With the movie the Return of the Jedi that was released in 1983, the first Star Wars trilogy was finished. And many people at the time thought that would be the end of things. The popularity of the franchise started to wane, and slowly but surely people began to lose interest. But then nine years later Star Wars got noticed again, this time not because of a new movie, but by a novel written by Timothy Zahn called Heir to the Empire. It would be the first of a new trilogy of books that chronicled events that took place after Return of the Jedi. It became a huge succes. Not only was it an amazing story, but it also introduced a couple of new characters that became fan favorites, even though they had never been seen before in a movie. The most notorious of these was Grand Admiral Thrawn. The blue skinned alien Chiss, was a military genius that almost brought the New Republic to it’s knees. After this first trilogy a huge range of novels were made that took the story even further. This became known as the Star Wars Expanded Universe.

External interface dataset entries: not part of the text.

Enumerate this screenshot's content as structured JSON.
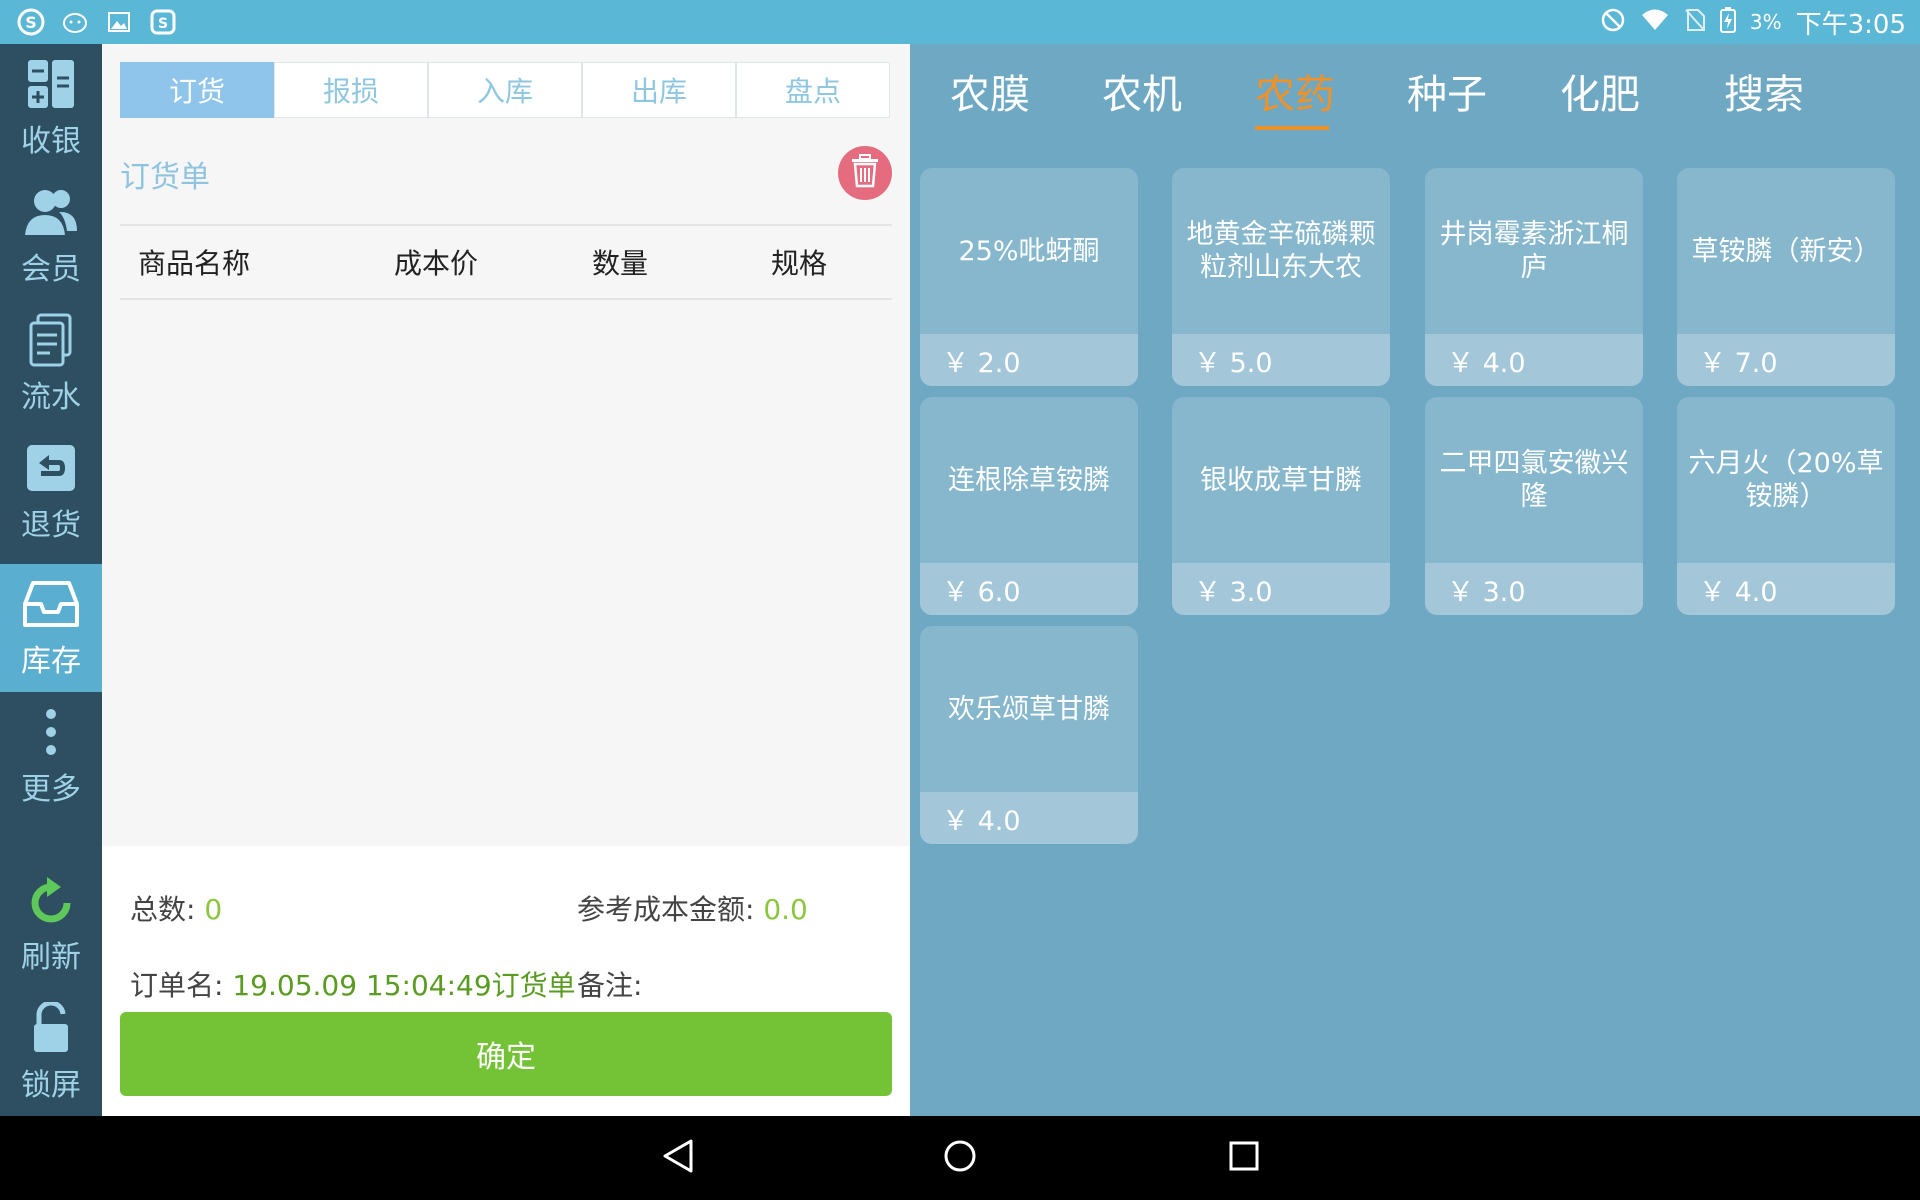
{
  "status_bar": {
    "battery": "3%",
    "time": "下午3:05",
    "left_icons": [
      "sogou-icon",
      "cat-icon",
      "image-icon",
      "app-icon"
    ],
    "right_icons": [
      "blocked-icon",
      "wifi-icon",
      "no-sim-icon",
      "battery-charging-icon"
    ]
  },
  "nav": {
    "items": [
      {
        "label": "收银",
        "icon": "cashier-icon",
        "active": false
      },
      {
        "label": "会员",
        "icon": "member-icon",
        "active": false
      },
      {
        "label": "流水",
        "icon": "ledger-icon",
        "active": false
      },
      {
        "label": "退货",
        "icon": "return-icon",
        "active": false
      },
      {
        "label": "库存",
        "icon": "inventory-icon",
        "active": true
      },
      {
        "label": "更多",
        "icon": "more-icon",
        "active": false
      },
      {
        "label": "刷新",
        "icon": "refresh-icon",
        "active": false
      },
      {
        "label": "锁屏",
        "icon": "lock-icon",
        "active": false
      }
    ]
  },
  "panel": {
    "tabs": [
      {
        "label": "订货",
        "active": true
      },
      {
        "label": "报损",
        "active": false
      },
      {
        "label": "入库",
        "active": false
      },
      {
        "label": "出库",
        "active": false
      },
      {
        "label": "盘点",
        "active": false
      }
    ],
    "title": "订货单",
    "columns": [
      "商品名称",
      "成本价",
      "数量",
      "规格"
    ],
    "footer": {
      "total_label": "总数:",
      "total_value": "0",
      "cost_label": "参考成本金额:",
      "cost_value": "0.0",
      "order_label": "订单名:",
      "order_value": "19.05.09 15:04:49订货单",
      "remark_label": "备注:",
      "remark_value": ""
    },
    "confirm_label": "确定"
  },
  "categories": [
    {
      "label": "农膜",
      "active": false
    },
    {
      "label": "农机",
      "active": false
    },
    {
      "label": "农药",
      "active": true
    },
    {
      "label": "种子",
      "active": false
    },
    {
      "label": "化肥",
      "active": false
    },
    {
      "label": "搜索",
      "active": false
    }
  ],
  "products": [
    {
      "name": "25%吡蚜酮",
      "price": "￥ 2.0"
    },
    {
      "name": "地黄金辛硫磷颗粒剂山东大农",
      "price": "￥ 5.0"
    },
    {
      "name": "井岗霉素浙江桐庐",
      "price": "￥ 4.0"
    },
    {
      "name": "草铵膦（新安）",
      "price": "￥ 7.0"
    },
    {
      "name": "连根除草铵膦",
      "price": "￥ 6.0"
    },
    {
      "name": "银收成草甘膦",
      "price": "￥ 3.0"
    },
    {
      "name": "二甲四氯安徽兴隆",
      "price": "￥ 3.0"
    },
    {
      "name": "六月火（20%草铵膦）",
      "price": "￥ 4.0"
    },
    {
      "name": "欢乐颂草甘膦",
      "price": "￥ 4.0"
    }
  ],
  "colors": {
    "accent_green": "#74c235",
    "accent_orange": "#f0922a",
    "nav_bg": "#2e4e61",
    "status_bar": "#5bb7d6"
  }
}
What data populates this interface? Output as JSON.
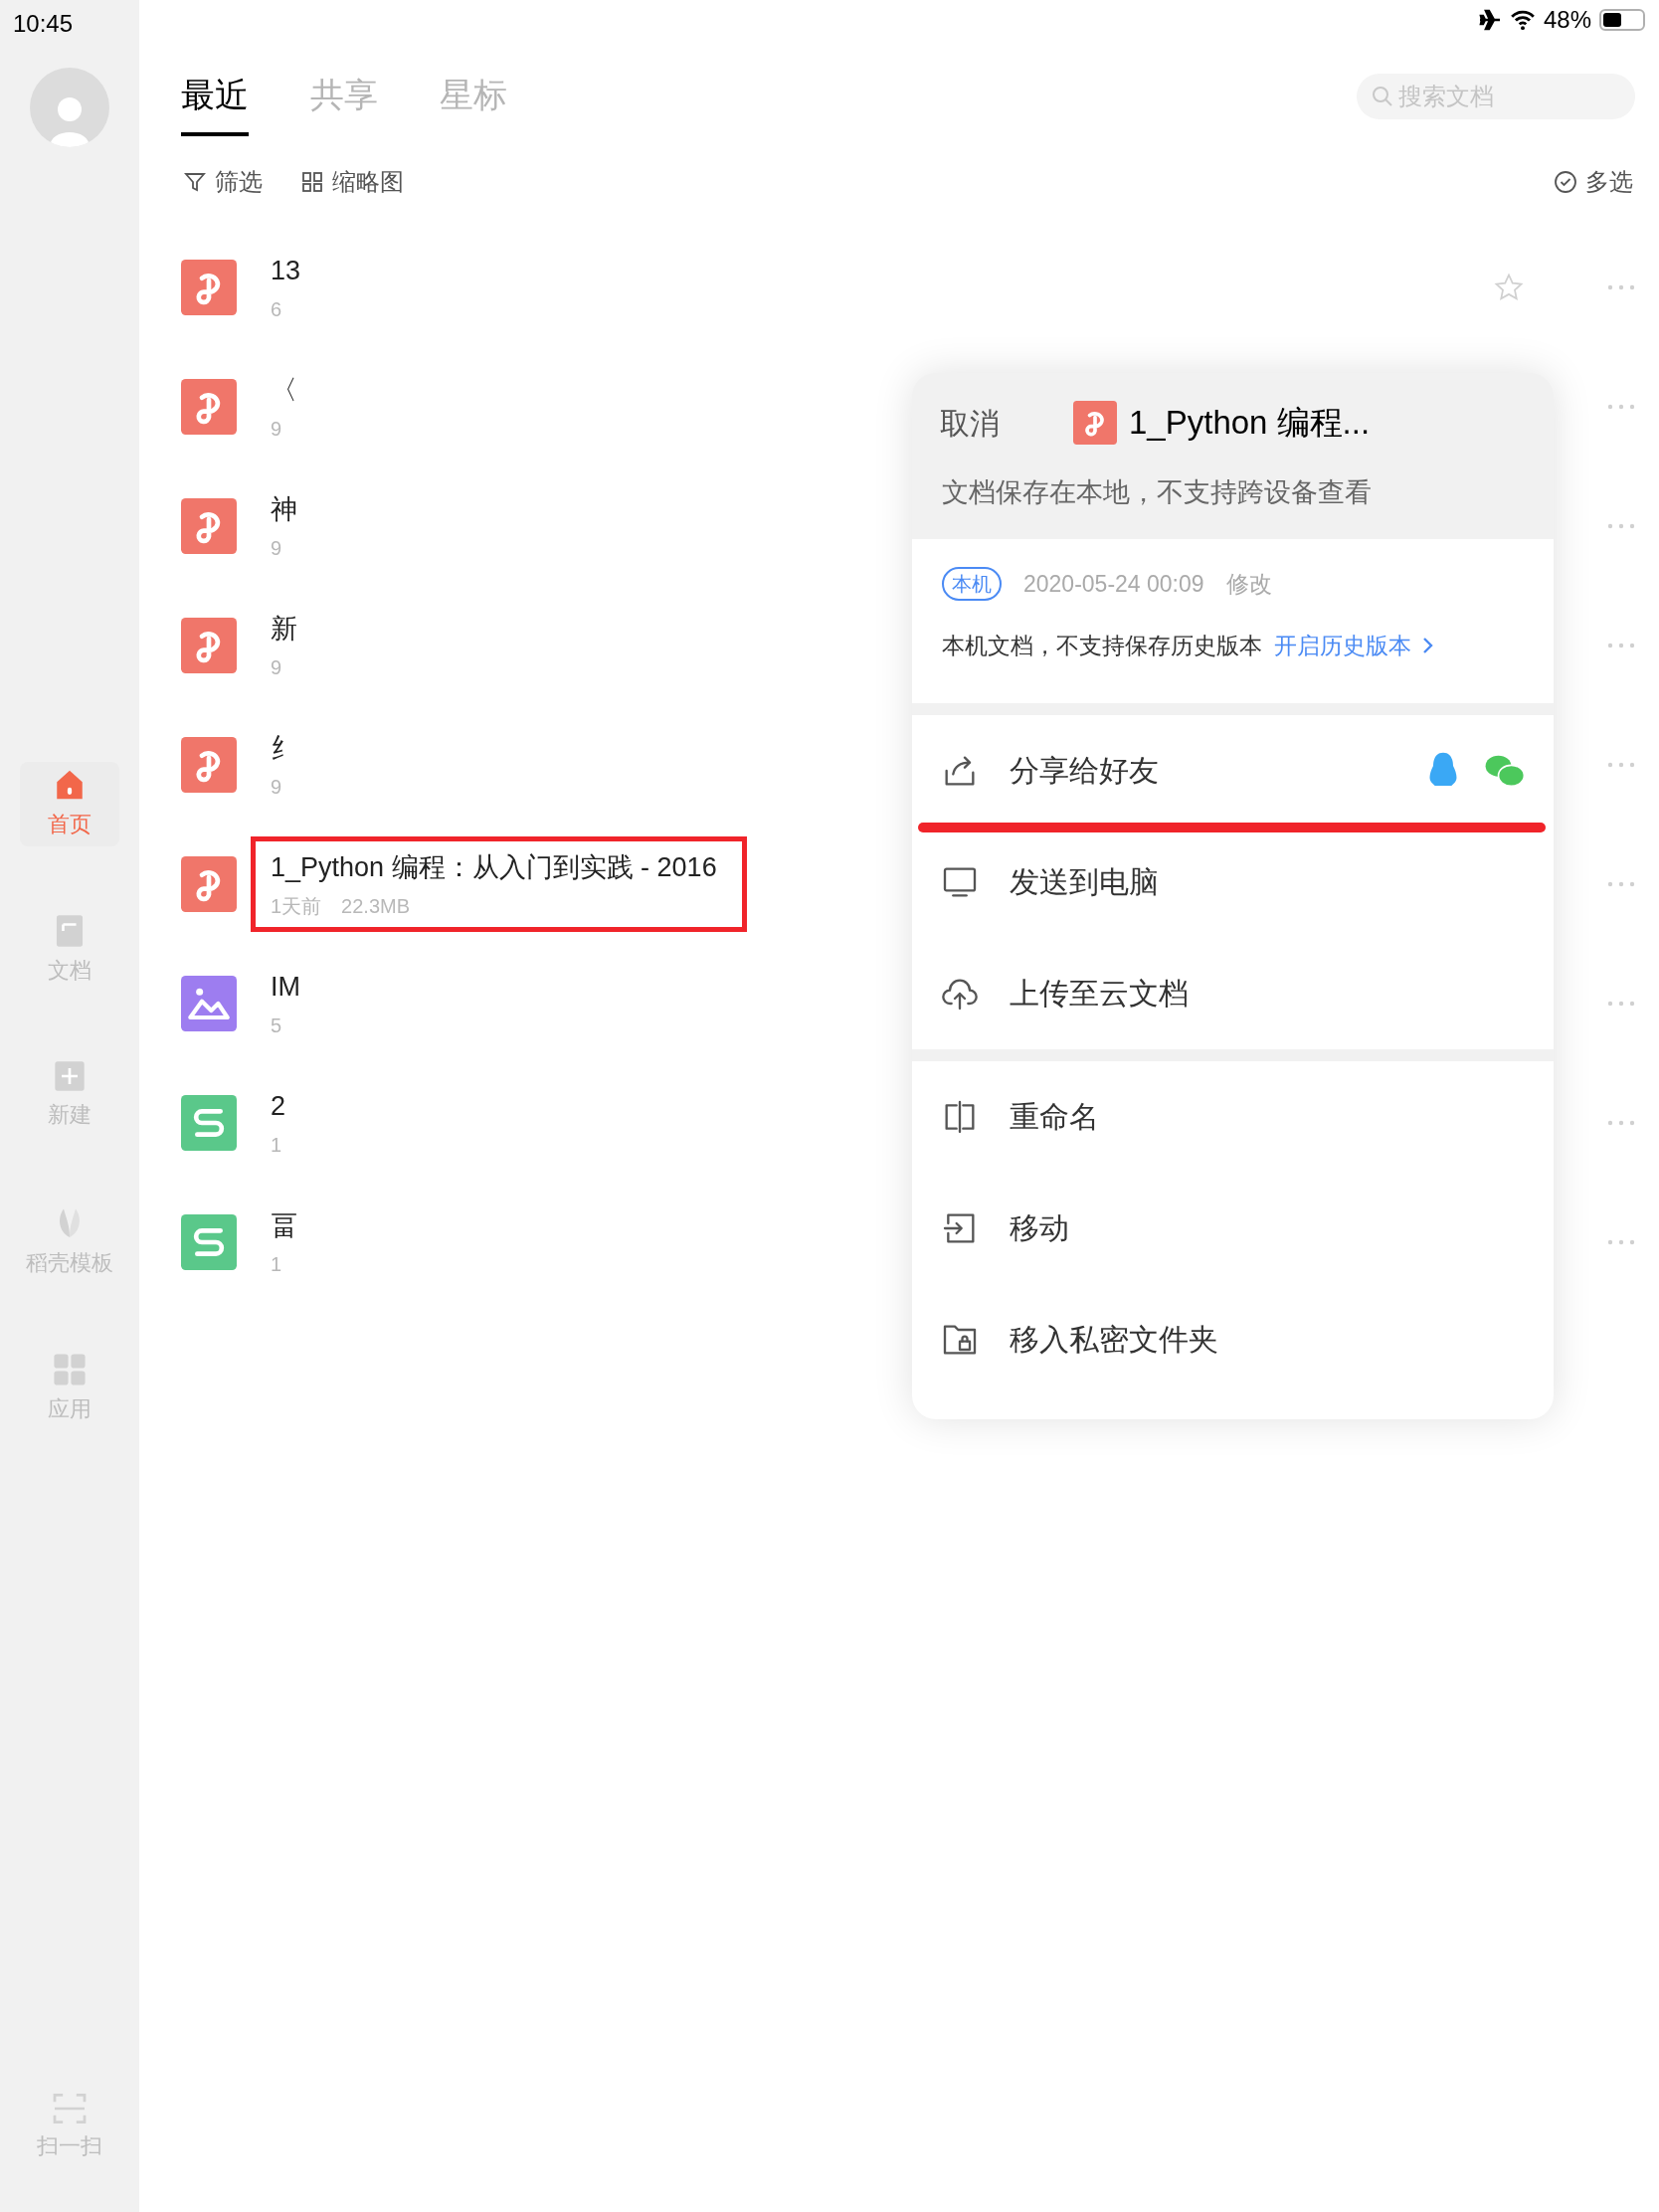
{
  "status_bar": {
    "time": "10:45",
    "battery": "48%"
  },
  "sidebar": {
    "items": [
      {
        "label": "首页",
        "kind": "home",
        "selected": true
      },
      {
        "label": "文档",
        "kind": "doc",
        "selected": false
      },
      {
        "label": "新建",
        "kind": "new",
        "selected": false
      },
      {
        "label": "稻壳模板",
        "kind": "template",
        "selected": false
      },
      {
        "label": "应用",
        "kind": "apps",
        "selected": false
      }
    ],
    "scan": "扫一扫"
  },
  "tabs": [
    {
      "label": "最近",
      "selected": true
    },
    {
      "label": "共享",
      "selected": false
    },
    {
      "label": "星标",
      "selected": false
    }
  ],
  "search": {
    "placeholder": "搜索文档"
  },
  "toolbar": {
    "filter": "筛选",
    "thumbnail": "缩略图",
    "multiselect": "多选"
  },
  "files": [
    {
      "kind": "pdf",
      "title": "13",
      "meta": "6",
      "highlighted": false
    },
    {
      "kind": "pdf",
      "title": "〈",
      "meta": "9",
      "highlighted": false
    },
    {
      "kind": "pdf",
      "title": "神",
      "meta": "9",
      "highlighted": false
    },
    {
      "kind": "pdf",
      "title": "新",
      "meta": "9",
      "highlighted": false
    },
    {
      "kind": "pdf",
      "title": "纟",
      "meta": "9",
      "highlighted": false
    },
    {
      "kind": "pdf",
      "title": "1_Python 编程：从入门到实践 - 2016",
      "meta": "1天前　22.3MB",
      "highlighted": true
    },
    {
      "kind": "image",
      "title": "IM",
      "meta": "5",
      "highlighted": false
    },
    {
      "kind": "sheet",
      "title": "2",
      "meta": "1",
      "highlighted": false
    },
    {
      "kind": "sheet",
      "title": "畐",
      "meta": "1",
      "highlighted": false
    }
  ],
  "panel": {
    "cancel": "取消",
    "title": "1_Python 编程...",
    "notice": "文档保存在本地，不支持跨设备查看",
    "info": {
      "tag": "本机",
      "date": "2020-05-24 00:09",
      "action": "修改",
      "history_note": "本机文档，不支持保存历史版本",
      "history_link": "开启历史版本"
    },
    "groups": [
      [
        {
          "kind": "share",
          "label": "分享给好友",
          "annotated": true
        },
        {
          "kind": "computer",
          "label": "发送到电脑",
          "annotated": false
        },
        {
          "kind": "cloud",
          "label": "上传至云文档",
          "annotated": false
        }
      ],
      [
        {
          "kind": "rename",
          "label": "重命名",
          "annotated": false
        },
        {
          "kind": "move",
          "label": "移动",
          "annotated": false
        },
        {
          "kind": "private",
          "label": "移入私密文件夹",
          "annotated": false
        }
      ]
    ]
  }
}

This was all before the Dark Times…before the Empi…erm, Disney. When they took over Lucasfilm, and revealed plans to make a new trilogy of movies taking place after Episode VI, something had to be done about the Expanded Universe. And something was done to it: it was declared non-canon. In other words all the characters, worlds and events created within those books were no longer part of the official Star Wars timeline. A lot of fans, including me, were not very happy with that. But two years ago, something happened that brought a smile to the faces of many people that loved those books: Thrawn was brought back. This time he was reintroduced as a new adversary in the Star Wars cartoonseries Rebels. And just like that Thrawn was canon again. Last year the original creator of Thrawn, writer Timothy Zahn, wrote a new book about the legendary character. It was, needless to say, highly anticipated. But as with most things that you look forward to, it very rarely lives up to all the things you expect.
This novel explores the origin of Thrawn and tells the tale of his quick rise to power through the ranks of the Empire. Thrawn is first found as a young man, seemingly abandoned by his people. An Imperial team is impressed by his cunning and tactical genius, and decide to give him a chance to prove himself. Thrawn takes on the young ensign Eli Vanto as a translator and together with him, begins his training. But a lot of high ranked people don’t take kindly to having an alien in their ranks and would like to see him fail. Meanwhile on the planet Lothal a ruthless administrator called Arihnda Pryce is also making plans to expand her power. Eventually the two will cross paths. Where Thrawn is skilled in military tactics, Pryce is more than his match on the battlefield of politics. But when threats against the still unstable Empire begin to appear all over the galaxy, Thrawn faces a new adversary that might become his downfall. Especially when this opponent seems to be two steps ahead of him at every turn…..
Thrawn became a very different novel than I expected it to be. I had hoped for a very tense and exciting book, with an interesting origin story of the Grand Admiral. In part it delivers this, but the other part was well, quite frankly a bit boring. We get a story that focusses a lot on internal politics. As I am not a huge fan of politics in the first place, I felt that these chapters slowed the story down to a crawl. We also get a lot of secondary characters thrown into the mix, that just get introduced but then, at least most of them, don’t really do anything. But what of Thrawn himself? The character that many loved so much in the brilliant original trilogy of books that introduced him feels…different. It’s still Thrawn, that can’t be denied, but at the same time it’s not. Of course Zahn had to reinvent the character and as such has had to make some changes. But still, this is not the same Thrawn that was such an amazing villain. And that is the part that disappointed me the most.
Still, it is not a bad novel. There is small cameo appearance of a major character that will have most Star Wars fans whopping with joy. I also really liked the backstory of Arihnda Pryce who was at times even more cunning then Thrawn. Whether or not you will like this novel depends on a few things. If you like your Star Wars books to be full of action, big space battles and lots of tension, then I don’t think this is a novel you would enjoy. There are a few scenes like that, but mostly we get a book that focusses more on backstabbing officials and internal politics. As mentioned Thrawn is also not quite the character you are used to, but there are still flashes of his original brilliance throughout the book. Maybe the sequel to this novel, Thrawn: Alliances, that will be published this year, more of those flashes will make an appearance. All in all, Thrawn is an okay novel if you don’t expect too much from it.
I give Thrawn a 7 out of 10 score.